Data records for software interfaces:
-*-*-

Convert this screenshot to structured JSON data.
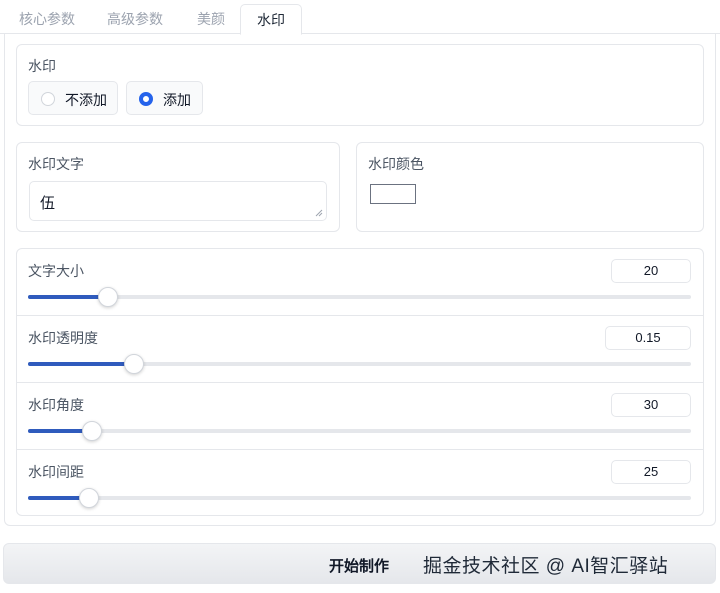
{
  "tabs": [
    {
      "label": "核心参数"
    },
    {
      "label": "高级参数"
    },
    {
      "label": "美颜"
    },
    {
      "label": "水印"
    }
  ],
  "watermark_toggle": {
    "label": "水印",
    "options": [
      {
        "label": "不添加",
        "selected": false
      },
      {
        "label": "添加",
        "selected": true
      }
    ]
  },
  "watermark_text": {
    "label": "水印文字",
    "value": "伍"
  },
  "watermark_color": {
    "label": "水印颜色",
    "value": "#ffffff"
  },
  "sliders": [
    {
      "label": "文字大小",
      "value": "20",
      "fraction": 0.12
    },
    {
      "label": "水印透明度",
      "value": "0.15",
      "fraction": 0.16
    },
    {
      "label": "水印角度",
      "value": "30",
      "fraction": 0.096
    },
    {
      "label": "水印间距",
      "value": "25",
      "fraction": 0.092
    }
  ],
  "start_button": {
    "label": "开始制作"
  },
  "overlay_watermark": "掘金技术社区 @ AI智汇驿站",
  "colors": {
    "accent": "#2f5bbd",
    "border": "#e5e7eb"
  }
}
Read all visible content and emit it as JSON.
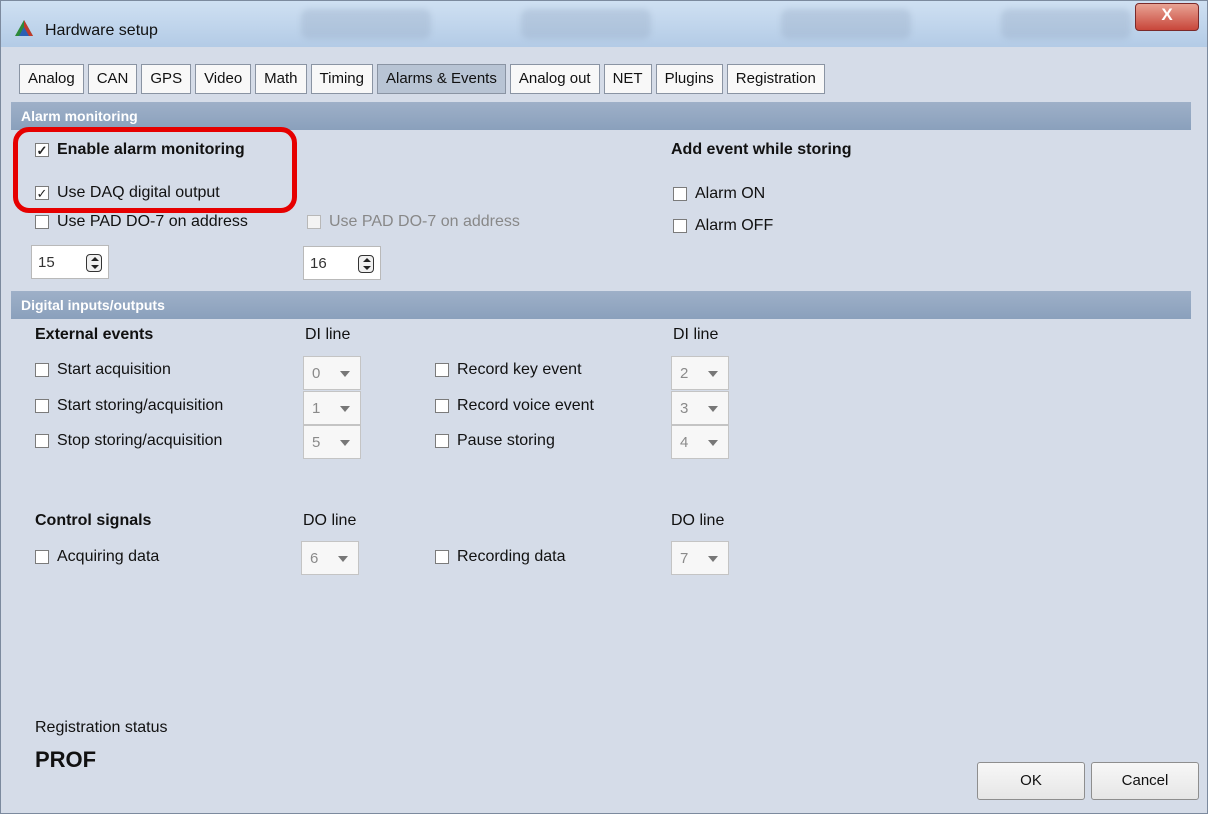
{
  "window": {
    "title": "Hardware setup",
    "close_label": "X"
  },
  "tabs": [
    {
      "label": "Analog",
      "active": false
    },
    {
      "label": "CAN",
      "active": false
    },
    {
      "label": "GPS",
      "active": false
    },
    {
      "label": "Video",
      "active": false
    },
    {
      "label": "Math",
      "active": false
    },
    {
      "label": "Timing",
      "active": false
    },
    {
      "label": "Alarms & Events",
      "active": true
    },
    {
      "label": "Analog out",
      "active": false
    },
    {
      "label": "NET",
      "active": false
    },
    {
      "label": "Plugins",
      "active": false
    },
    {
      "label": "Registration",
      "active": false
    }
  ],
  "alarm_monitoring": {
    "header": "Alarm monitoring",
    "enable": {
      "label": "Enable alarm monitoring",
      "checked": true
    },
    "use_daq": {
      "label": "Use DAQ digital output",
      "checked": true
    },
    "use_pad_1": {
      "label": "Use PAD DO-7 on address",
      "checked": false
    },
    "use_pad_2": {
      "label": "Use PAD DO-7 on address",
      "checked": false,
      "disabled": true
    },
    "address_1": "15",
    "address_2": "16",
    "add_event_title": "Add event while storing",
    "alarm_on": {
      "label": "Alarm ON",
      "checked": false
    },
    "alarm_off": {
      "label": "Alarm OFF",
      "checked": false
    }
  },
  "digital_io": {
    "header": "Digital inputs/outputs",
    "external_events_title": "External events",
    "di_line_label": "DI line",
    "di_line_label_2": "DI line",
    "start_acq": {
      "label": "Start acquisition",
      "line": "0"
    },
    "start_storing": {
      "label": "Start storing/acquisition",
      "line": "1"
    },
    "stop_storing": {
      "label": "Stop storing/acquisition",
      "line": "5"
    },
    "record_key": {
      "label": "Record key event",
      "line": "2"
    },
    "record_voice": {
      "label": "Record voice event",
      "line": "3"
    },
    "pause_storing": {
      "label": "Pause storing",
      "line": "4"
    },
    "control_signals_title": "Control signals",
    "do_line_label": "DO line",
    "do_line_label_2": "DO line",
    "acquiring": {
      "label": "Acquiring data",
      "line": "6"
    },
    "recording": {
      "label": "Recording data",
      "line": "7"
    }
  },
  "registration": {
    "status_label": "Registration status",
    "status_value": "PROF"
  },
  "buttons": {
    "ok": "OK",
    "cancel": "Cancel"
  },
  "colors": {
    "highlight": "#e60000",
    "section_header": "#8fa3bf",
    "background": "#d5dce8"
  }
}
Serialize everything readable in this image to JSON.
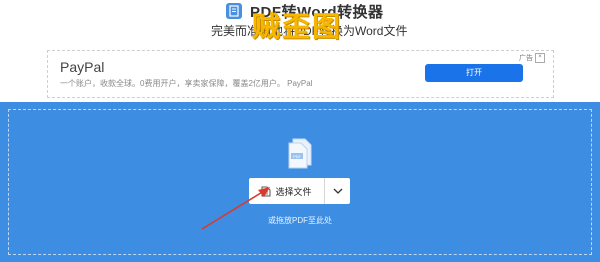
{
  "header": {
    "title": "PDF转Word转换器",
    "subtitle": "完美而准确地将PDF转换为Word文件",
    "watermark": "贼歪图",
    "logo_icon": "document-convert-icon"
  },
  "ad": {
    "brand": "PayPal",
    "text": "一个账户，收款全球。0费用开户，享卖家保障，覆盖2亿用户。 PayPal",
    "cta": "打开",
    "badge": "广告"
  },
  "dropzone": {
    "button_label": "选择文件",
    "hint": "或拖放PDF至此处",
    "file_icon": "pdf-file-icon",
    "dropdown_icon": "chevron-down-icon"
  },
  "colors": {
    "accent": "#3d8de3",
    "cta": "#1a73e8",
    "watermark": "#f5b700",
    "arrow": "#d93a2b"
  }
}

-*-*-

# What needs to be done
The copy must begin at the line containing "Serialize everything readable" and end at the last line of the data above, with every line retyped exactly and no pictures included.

# Response
Serialize everything readable in this image to JSON.
{
  "header": {
    "title": "PDF转Word转换器",
    "subtitle": "完美而准确地将PDF转换为Word文件",
    "watermark": "贼歪图",
    "logo_icon": "document-convert-icon"
  },
  "ad": {
    "brand": "PayPal",
    "text": "一个账户，收款全球。0费用开户，享卖家保障，覆盖2亿用户。 PayPal",
    "cta": "打开",
    "badge": "广告"
  },
  "dropzone": {
    "button_label": "选择文件",
    "hint": "或拖放PDF至此处",
    "file_icon": "pdf-file-icon",
    "dropdown_icon": "chevron-down-icon"
  },
  "colors": {
    "accent": "#3d8de3",
    "cta": "#1a73e8",
    "watermark": "#f5b700",
    "arrow": "#d93a2b"
  }
}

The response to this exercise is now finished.